▶ YOUR GOAL:
Skip every image and restate the data word for word.

Collection entries:
□ □ □

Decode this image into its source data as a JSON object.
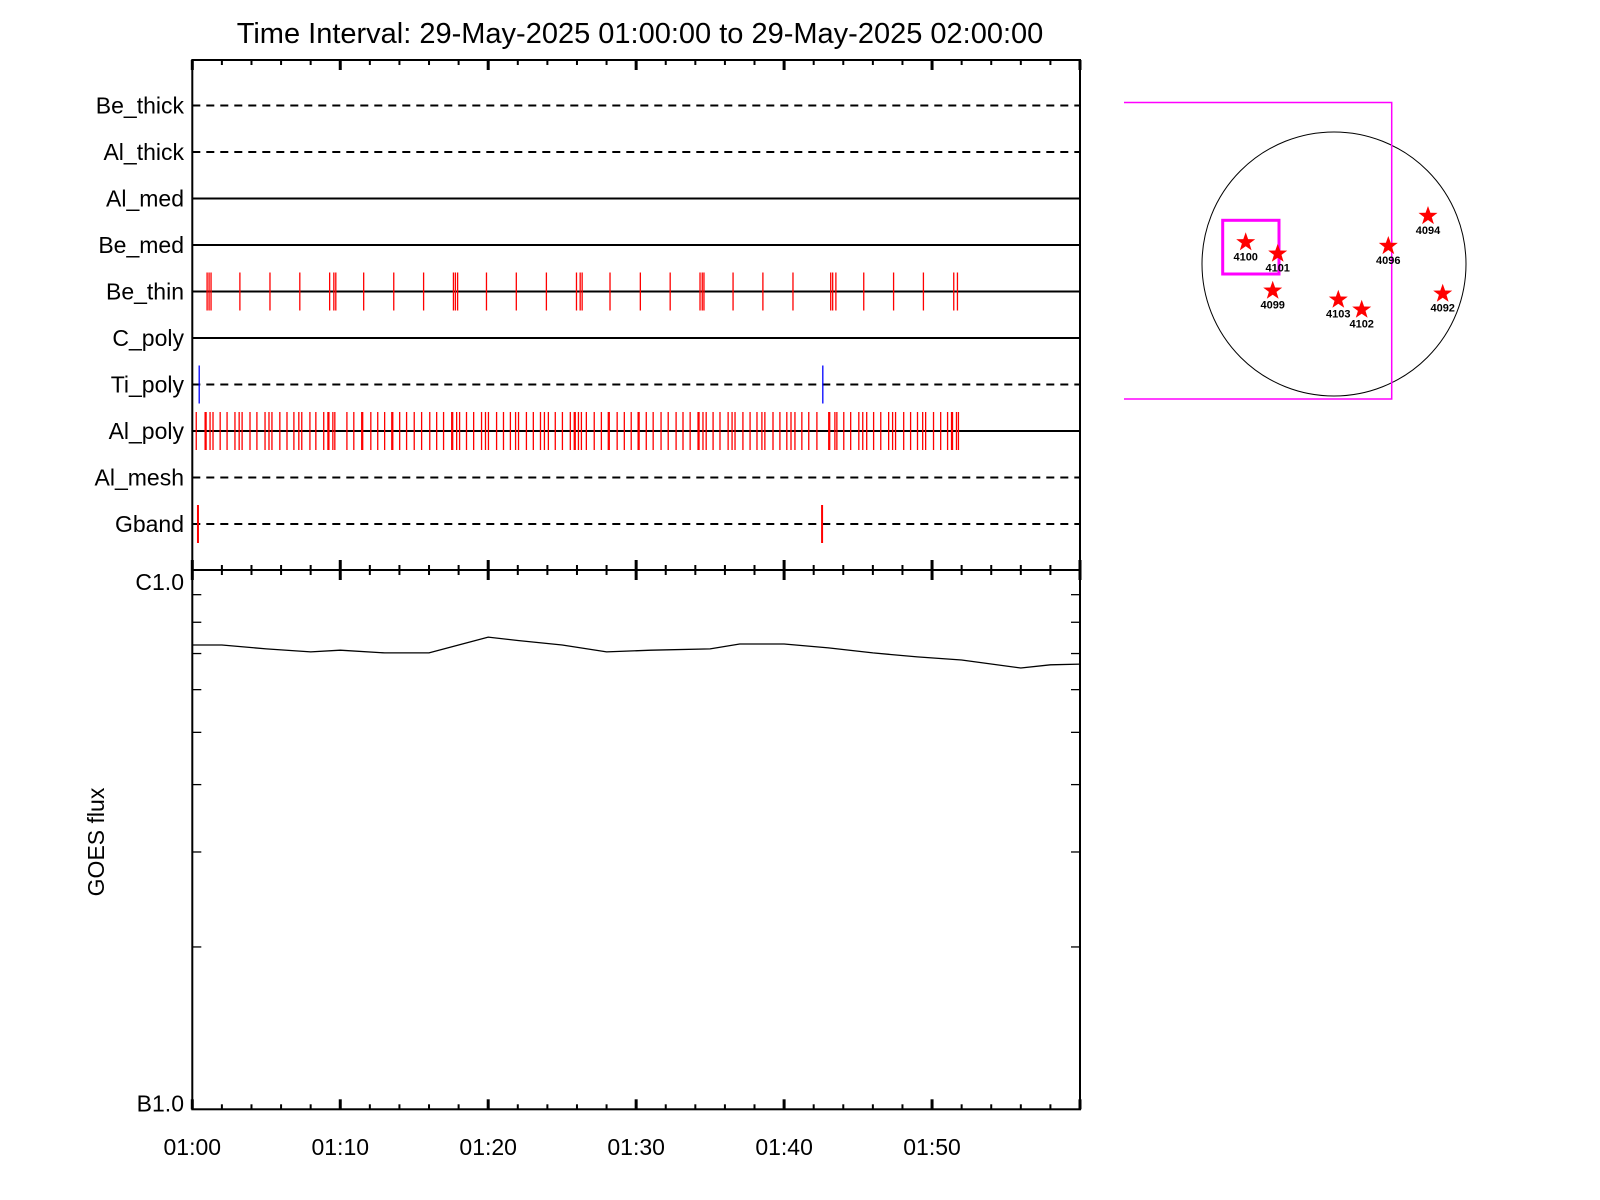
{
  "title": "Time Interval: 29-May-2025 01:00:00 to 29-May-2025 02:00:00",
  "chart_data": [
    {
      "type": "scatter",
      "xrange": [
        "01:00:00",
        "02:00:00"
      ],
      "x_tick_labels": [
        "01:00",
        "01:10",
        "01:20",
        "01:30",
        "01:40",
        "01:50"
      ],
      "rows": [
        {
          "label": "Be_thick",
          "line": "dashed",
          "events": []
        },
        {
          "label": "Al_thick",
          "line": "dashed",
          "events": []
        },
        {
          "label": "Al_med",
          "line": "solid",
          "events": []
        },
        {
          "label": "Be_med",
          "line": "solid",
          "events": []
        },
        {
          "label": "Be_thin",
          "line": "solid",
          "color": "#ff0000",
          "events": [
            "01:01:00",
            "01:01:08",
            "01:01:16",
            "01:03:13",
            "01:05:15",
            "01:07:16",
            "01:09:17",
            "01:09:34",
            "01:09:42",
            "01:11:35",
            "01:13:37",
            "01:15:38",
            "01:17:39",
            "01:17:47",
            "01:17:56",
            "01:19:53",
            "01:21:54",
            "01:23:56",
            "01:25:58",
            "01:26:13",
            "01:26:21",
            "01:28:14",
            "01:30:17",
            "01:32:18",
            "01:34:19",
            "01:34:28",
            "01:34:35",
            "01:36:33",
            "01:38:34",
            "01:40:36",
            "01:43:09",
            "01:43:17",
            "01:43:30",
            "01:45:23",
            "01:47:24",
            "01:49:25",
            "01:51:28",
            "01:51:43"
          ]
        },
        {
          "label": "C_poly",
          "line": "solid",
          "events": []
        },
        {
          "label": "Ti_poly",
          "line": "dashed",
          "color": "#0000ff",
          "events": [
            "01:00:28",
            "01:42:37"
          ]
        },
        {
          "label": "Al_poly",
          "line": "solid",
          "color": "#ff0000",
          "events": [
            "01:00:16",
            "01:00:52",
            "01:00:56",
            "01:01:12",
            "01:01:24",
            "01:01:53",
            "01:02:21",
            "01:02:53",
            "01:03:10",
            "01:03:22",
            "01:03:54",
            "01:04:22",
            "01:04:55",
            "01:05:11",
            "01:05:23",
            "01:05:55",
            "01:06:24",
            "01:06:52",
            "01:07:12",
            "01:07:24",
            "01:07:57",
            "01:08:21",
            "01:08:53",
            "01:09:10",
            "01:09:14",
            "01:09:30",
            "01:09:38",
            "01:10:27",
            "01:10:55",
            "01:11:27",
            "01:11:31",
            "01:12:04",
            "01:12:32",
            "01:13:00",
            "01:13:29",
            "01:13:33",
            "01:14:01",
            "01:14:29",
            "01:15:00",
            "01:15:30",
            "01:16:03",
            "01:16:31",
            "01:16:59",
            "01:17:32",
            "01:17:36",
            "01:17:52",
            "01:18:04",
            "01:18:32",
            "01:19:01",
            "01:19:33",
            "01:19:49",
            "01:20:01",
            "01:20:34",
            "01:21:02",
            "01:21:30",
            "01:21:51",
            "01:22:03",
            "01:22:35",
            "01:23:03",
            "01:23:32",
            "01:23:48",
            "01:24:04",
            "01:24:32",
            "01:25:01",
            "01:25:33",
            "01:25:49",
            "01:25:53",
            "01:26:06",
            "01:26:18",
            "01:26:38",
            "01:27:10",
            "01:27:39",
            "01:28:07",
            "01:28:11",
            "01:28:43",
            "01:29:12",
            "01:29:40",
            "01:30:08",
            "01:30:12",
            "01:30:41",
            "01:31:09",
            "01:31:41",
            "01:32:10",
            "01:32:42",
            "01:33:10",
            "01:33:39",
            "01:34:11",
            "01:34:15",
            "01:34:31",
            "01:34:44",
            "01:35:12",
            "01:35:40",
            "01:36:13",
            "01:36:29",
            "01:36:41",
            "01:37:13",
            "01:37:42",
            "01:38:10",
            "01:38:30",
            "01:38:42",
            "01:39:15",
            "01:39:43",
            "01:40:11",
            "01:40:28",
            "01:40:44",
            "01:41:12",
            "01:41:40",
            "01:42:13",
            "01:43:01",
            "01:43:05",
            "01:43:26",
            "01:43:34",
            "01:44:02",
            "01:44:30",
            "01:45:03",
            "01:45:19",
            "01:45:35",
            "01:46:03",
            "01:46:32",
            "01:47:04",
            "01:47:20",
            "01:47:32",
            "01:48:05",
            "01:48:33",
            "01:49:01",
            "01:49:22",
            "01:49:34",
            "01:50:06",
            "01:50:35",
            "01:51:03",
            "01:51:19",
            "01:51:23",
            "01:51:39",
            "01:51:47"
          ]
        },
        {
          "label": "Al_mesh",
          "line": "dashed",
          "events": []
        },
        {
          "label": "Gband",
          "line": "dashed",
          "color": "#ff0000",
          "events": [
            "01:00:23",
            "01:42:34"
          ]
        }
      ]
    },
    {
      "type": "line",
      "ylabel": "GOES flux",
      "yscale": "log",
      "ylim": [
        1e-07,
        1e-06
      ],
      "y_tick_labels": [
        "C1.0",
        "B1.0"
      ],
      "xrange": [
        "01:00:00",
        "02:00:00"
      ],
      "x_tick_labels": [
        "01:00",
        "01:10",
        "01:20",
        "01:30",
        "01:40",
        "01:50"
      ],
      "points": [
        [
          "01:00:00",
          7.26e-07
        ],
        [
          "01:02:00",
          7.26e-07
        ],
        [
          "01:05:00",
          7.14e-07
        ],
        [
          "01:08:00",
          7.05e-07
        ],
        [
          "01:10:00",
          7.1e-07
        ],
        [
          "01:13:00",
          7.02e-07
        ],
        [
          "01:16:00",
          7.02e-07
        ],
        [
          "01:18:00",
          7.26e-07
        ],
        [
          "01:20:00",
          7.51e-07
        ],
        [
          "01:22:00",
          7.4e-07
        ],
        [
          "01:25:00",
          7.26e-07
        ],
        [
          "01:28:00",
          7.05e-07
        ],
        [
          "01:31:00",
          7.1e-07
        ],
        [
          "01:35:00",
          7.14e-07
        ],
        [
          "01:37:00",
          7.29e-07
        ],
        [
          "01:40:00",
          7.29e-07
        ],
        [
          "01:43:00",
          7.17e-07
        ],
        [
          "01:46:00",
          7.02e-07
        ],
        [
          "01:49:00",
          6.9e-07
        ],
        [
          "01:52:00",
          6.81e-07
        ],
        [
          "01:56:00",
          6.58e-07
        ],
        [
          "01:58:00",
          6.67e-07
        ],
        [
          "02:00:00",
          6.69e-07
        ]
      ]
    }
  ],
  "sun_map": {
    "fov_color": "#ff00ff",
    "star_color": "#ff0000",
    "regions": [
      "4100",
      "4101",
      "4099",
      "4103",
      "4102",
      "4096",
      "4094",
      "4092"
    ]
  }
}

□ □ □

▶ RESPONSE TO THIS EXERCISE:
Decode this image into its source data as a JSON object.
{
  "title": "Time Interval: 29-May-2025 01:00:00 to 29-May-2025 02:00:00",
  "chart_data": [
    {
      "type": "scatter",
      "xrange": [
        "01:00:00",
        "02:00:00"
      ],
      "x_tick_labels": [
        "01:00",
        "01:10",
        "01:20",
        "01:30",
        "01:40",
        "01:50"
      ],
      "rows": [
        {
          "label": "Be_thick",
          "line": "dashed",
          "events": []
        },
        {
          "label": "Al_thick",
          "line": "dashed",
          "events": []
        },
        {
          "label": "Al_med",
          "line": "solid",
          "events": []
        },
        {
          "label": "Be_med",
          "line": "solid",
          "events": []
        },
        {
          "label": "Be_thin",
          "line": "solid",
          "color": "#ff0000",
          "events": [
            "01:01:00",
            "01:01:08",
            "01:01:16",
            "01:03:13",
            "01:05:15",
            "01:07:16",
            "01:09:17",
            "01:09:34",
            "01:09:42",
            "01:11:35",
            "01:13:37",
            "01:15:38",
            "01:17:39",
            "01:17:47",
            "01:17:56",
            "01:19:53",
            "01:21:54",
            "01:23:56",
            "01:25:58",
            "01:26:13",
            "01:26:21",
            "01:28:14",
            "01:30:17",
            "01:32:18",
            "01:34:19",
            "01:34:28",
            "01:34:35",
            "01:36:33",
            "01:38:34",
            "01:40:36",
            "01:43:09",
            "01:43:17",
            "01:43:30",
            "01:45:23",
            "01:47:24",
            "01:49:25",
            "01:51:28",
            "01:51:43"
          ]
        },
        {
          "label": "C_poly",
          "line": "solid",
          "events": []
        },
        {
          "label": "Ti_poly",
          "line": "dashed",
          "color": "#0000ff",
          "events": [
            "01:00:28",
            "01:42:37"
          ]
        },
        {
          "label": "Al_poly",
          "line": "solid",
          "color": "#ff0000",
          "events": [
            "01:00:16",
            "01:00:52",
            "01:00:56",
            "01:01:12",
            "01:01:24",
            "01:01:53",
            "01:02:21",
            "01:02:53",
            "01:03:10",
            "01:03:22",
            "01:03:54",
            "01:04:22",
            "01:04:55",
            "01:05:11",
            "01:05:23",
            "01:05:55",
            "01:06:24",
            "01:06:52",
            "01:07:12",
            "01:07:24",
            "01:07:57",
            "01:08:21",
            "01:08:53",
            "01:09:10",
            "01:09:14",
            "01:09:30",
            "01:09:38",
            "01:10:27",
            "01:10:55",
            "01:11:27",
            "01:11:31",
            "01:12:04",
            "01:12:32",
            "01:13:00",
            "01:13:29",
            "01:13:33",
            "01:14:01",
            "01:14:29",
            "01:15:00",
            "01:15:30",
            "01:16:03",
            "01:16:31",
            "01:16:59",
            "01:17:32",
            "01:17:36",
            "01:17:52",
            "01:18:04",
            "01:18:32",
            "01:19:01",
            "01:19:33",
            "01:19:49",
            "01:20:01",
            "01:20:34",
            "01:21:02",
            "01:21:30",
            "01:21:51",
            "01:22:03",
            "01:22:35",
            "01:23:03",
            "01:23:32",
            "01:23:48",
            "01:24:04",
            "01:24:32",
            "01:25:01",
            "01:25:33",
            "01:25:49",
            "01:25:53",
            "01:26:06",
            "01:26:18",
            "01:26:38",
            "01:27:10",
            "01:27:39",
            "01:28:07",
            "01:28:11",
            "01:28:43",
            "01:29:12",
            "01:29:40",
            "01:30:08",
            "01:30:12",
            "01:30:41",
            "01:31:09",
            "01:31:41",
            "01:32:10",
            "01:32:42",
            "01:33:10",
            "01:33:39",
            "01:34:11",
            "01:34:15",
            "01:34:31",
            "01:34:44",
            "01:35:12",
            "01:35:40",
            "01:36:13",
            "01:36:29",
            "01:36:41",
            "01:37:13",
            "01:37:42",
            "01:38:10",
            "01:38:30",
            "01:38:42",
            "01:39:15",
            "01:39:43",
            "01:40:11",
            "01:40:28",
            "01:40:44",
            "01:41:12",
            "01:41:40",
            "01:42:13",
            "01:43:01",
            "01:43:05",
            "01:43:26",
            "01:43:34",
            "01:44:02",
            "01:44:30",
            "01:45:03",
            "01:45:19",
            "01:45:35",
            "01:46:03",
            "01:46:32",
            "01:47:04",
            "01:47:20",
            "01:47:32",
            "01:48:05",
            "01:48:33",
            "01:49:01",
            "01:49:22",
            "01:49:34",
            "01:50:06",
            "01:50:35",
            "01:51:03",
            "01:51:19",
            "01:51:23",
            "01:51:39",
            "01:51:47"
          ]
        },
        {
          "label": "Al_mesh",
          "line": "dashed",
          "events": []
        },
        {
          "label": "Gband",
          "line": "dashed",
          "color": "#ff0000",
          "events": [
            "01:00:23",
            "01:42:34"
          ]
        }
      ]
    },
    {
      "type": "line",
      "ylabel": "GOES flux",
      "yscale": "log",
      "ylim": [
        1e-07,
        1e-06
      ],
      "y_tick_labels": [
        "C1.0",
        "B1.0"
      ],
      "xrange": [
        "01:00:00",
        "02:00:00"
      ],
      "x_tick_labels": [
        "01:00",
        "01:10",
        "01:20",
        "01:30",
        "01:40",
        "01:50"
      ],
      "points": [
        [
          "01:00:00",
          7.26e-07
        ],
        [
          "01:02:00",
          7.26e-07
        ],
        [
          "01:05:00",
          7.14e-07
        ],
        [
          "01:08:00",
          7.05e-07
        ],
        [
          "01:10:00",
          7.1e-07
        ],
        [
          "01:13:00",
          7.02e-07
        ],
        [
          "01:16:00",
          7.02e-07
        ],
        [
          "01:18:00",
          7.26e-07
        ],
        [
          "01:20:00",
          7.51e-07
        ],
        [
          "01:22:00",
          7.4e-07
        ],
        [
          "01:25:00",
          7.26e-07
        ],
        [
          "01:28:00",
          7.05e-07
        ],
        [
          "01:31:00",
          7.1e-07
        ],
        [
          "01:35:00",
          7.14e-07
        ],
        [
          "01:37:00",
          7.29e-07
        ],
        [
          "01:40:00",
          7.29e-07
        ],
        [
          "01:43:00",
          7.17e-07
        ],
        [
          "01:46:00",
          7.02e-07
        ],
        [
          "01:49:00",
          6.9e-07
        ],
        [
          "01:52:00",
          6.81e-07
        ],
        [
          "01:56:00",
          6.58e-07
        ],
        [
          "01:58:00",
          6.67e-07
        ],
        [
          "02:00:00",
          6.69e-07
        ]
      ]
    }
  ],
  "sun_map": {
    "fov_color": "#ff00ff",
    "star_color": "#ff0000",
    "regions": [
      "4100",
      "4101",
      "4099",
      "4103",
      "4102",
      "4096",
      "4094",
      "4092"
    ]
  }
}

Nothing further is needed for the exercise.